An Immune Clock of Pregnancy

Nima Aghaeepour, (Stanford University School of Medicine, Stanford, CA)

Despite the well-established impact of development during the early months of pregnancy on long-term outcomes, the biological mechanisms that govern pregnancy have not been adequately documented. Most clinical assays (e.g., those based on ultrasound) can only capture abnormalities at a late pregnancy stage and lack predictive power. The maintenance of pregnancy relies on a finely-tuned immune balance between tolerance to the fetal allograft and protective mechanisms against invading pathogens. Demonstrating the chronology of immune adaptations to a term pregnancy provides the framework for future studies examining deviations implicated in pregnancy-related pathologies including preterm birth and preeclampsia. In the first part of this presentation, we demonstrate that these adaptations are precisely timed, reflecting an immune clock of pregnancy in women delivering at term. Using cytometry by time-of-flight mass spectrometry (a.k.a. CyTOF), the abundance and functional responses of billions of cells from all major immune cell subsets were quantified in serial blood samples collected throughout pregnancy. An Elastic-Net model, with prior distributions extracted from literature-based knowledge of the immune system, was used to develop a predictive model of inter-related immune events that accurately captured the chronology of pregnancy. Model components highlighted existing knowledge, such as enhanced innate immune responses during pregnancy. However, the approach also revealed novel biology, including a critical role for IL-2–dependent STAT5ab signaling pathway in modulating T-cell function during pregnancy. Next, we integrated this analysis with other assays of the same cohort, including data from the transcriptome, microbiome, proteome, and metabolome to develop a holistic understanding of immunity during pregnancy. A predictive model was developed that not only significantly increased predictive power by combining all available datasets, but also revealed unique interactions between different aspects of pregnancy and immunity.

Mapping the Cellular Immunome of the Maternal-fetal Interface with Computational Flow Cytometry: Promise and Pitfalls

Aleksandar Stanic-Kostic (University of Wisconsin-Madison, Madison, WI)

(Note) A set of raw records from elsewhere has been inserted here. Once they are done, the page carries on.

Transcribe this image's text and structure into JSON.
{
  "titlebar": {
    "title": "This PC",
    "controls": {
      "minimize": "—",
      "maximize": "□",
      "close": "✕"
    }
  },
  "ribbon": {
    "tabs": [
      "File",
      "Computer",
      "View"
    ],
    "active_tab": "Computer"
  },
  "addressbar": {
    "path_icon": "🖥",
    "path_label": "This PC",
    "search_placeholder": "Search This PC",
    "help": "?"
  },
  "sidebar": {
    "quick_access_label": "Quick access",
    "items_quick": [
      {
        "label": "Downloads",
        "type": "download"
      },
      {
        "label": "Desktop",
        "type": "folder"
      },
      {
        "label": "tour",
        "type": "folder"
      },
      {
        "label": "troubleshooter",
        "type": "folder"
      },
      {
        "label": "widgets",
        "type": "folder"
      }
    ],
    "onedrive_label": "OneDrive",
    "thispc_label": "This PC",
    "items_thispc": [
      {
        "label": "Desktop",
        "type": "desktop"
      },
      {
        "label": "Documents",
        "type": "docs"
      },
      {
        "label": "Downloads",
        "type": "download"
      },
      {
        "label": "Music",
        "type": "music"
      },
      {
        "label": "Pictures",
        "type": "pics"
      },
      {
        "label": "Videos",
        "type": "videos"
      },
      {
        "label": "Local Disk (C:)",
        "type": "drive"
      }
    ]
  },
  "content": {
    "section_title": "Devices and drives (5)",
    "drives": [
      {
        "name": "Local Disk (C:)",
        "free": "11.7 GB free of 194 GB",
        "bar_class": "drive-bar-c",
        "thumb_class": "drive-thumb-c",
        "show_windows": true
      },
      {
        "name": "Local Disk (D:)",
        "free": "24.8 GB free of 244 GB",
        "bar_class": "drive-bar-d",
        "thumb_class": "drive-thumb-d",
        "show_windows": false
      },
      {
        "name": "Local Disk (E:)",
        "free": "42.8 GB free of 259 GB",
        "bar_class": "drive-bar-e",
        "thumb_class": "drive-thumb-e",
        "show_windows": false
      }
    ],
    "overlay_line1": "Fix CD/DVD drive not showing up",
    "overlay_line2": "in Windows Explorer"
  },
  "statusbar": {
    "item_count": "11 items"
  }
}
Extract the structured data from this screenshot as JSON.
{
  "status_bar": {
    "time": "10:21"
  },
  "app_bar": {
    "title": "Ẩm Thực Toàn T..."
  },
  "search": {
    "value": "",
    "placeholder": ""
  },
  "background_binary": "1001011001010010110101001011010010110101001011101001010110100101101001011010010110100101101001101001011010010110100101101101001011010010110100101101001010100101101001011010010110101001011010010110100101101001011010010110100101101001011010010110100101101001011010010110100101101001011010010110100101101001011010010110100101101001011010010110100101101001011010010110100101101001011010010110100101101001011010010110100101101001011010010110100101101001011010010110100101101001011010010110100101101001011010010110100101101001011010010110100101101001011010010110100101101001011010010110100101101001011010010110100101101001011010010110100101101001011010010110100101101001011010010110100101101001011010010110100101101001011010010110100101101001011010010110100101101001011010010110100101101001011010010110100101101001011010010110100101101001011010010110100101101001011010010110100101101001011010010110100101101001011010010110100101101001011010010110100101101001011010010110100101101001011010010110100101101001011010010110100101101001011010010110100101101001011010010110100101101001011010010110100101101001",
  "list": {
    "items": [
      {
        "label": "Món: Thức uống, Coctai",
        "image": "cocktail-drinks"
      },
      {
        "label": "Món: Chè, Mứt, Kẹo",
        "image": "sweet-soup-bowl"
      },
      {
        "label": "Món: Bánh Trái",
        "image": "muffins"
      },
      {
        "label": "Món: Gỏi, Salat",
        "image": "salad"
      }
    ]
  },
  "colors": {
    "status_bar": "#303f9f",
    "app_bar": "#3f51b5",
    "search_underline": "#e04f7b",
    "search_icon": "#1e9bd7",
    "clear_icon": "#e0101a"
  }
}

Recent revolution in the understanding of innate and adaptive immunity in mucosal sites warrants re-examination of immune cells at the decidual maternal-fetal interface. As immune cells at the decidua have key regulatory roles in vascular remodeling, fetal tolerance, and protection from infection. To directly map the immunome of human and mouse maternal-fetal interface, we have developed an experimental and computational workflow allowing operator-independent identification of all major decidual immune subsets from individual specimens. Our workflow is dependent on highly-multiplexed fluorescent panels, multi-parametric flow cytometry and computational means of interpretation. To deconvolute cellular composition, we employed dimensionality reduction by Barnes Hut-modified t-distributed Stochastic Neighbor Embedding (bht-SNE) and machine-learning aided density-based clustering (DenseVM). Cell identity was assigned using CellOntology with expert review. Results revealed unexpected complexity of the decidual immunome, highlighting both the power and challenges of this approach.

Page updated on 2017-09-21 22:41:39 -0400